◆ **About this task**
Among the entries that follow, how many lines contain the string "Invoking"? Write the number alone.

◆ **Exercise inputs**
....

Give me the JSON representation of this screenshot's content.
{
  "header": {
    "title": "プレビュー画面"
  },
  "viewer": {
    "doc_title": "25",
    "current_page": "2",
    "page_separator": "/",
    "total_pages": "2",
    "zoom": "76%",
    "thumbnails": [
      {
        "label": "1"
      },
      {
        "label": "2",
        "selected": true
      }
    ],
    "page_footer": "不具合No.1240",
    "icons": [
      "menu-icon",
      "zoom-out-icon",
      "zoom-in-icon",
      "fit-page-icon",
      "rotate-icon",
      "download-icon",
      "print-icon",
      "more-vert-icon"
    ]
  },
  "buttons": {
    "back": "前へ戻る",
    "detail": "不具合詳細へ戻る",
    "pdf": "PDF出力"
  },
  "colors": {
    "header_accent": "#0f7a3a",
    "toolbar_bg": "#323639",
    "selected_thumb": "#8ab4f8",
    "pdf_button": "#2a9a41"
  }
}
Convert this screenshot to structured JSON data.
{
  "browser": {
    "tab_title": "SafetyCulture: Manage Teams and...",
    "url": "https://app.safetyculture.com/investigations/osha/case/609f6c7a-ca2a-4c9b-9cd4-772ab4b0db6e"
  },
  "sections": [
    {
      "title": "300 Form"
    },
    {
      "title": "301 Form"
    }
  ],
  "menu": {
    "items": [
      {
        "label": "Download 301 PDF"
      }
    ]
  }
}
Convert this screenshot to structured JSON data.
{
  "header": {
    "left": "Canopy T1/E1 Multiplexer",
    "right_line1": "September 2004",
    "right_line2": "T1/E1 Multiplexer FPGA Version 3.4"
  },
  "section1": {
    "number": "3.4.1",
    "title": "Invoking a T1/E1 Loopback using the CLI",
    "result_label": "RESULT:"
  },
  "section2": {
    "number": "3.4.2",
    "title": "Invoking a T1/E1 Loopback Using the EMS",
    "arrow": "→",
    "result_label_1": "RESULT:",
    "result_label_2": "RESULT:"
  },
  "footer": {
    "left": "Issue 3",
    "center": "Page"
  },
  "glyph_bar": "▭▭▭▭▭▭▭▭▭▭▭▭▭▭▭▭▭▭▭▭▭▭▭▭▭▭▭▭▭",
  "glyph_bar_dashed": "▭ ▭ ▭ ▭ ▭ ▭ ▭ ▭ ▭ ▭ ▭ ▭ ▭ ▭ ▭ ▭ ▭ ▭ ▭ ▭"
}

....

◆ **Result for this task**
2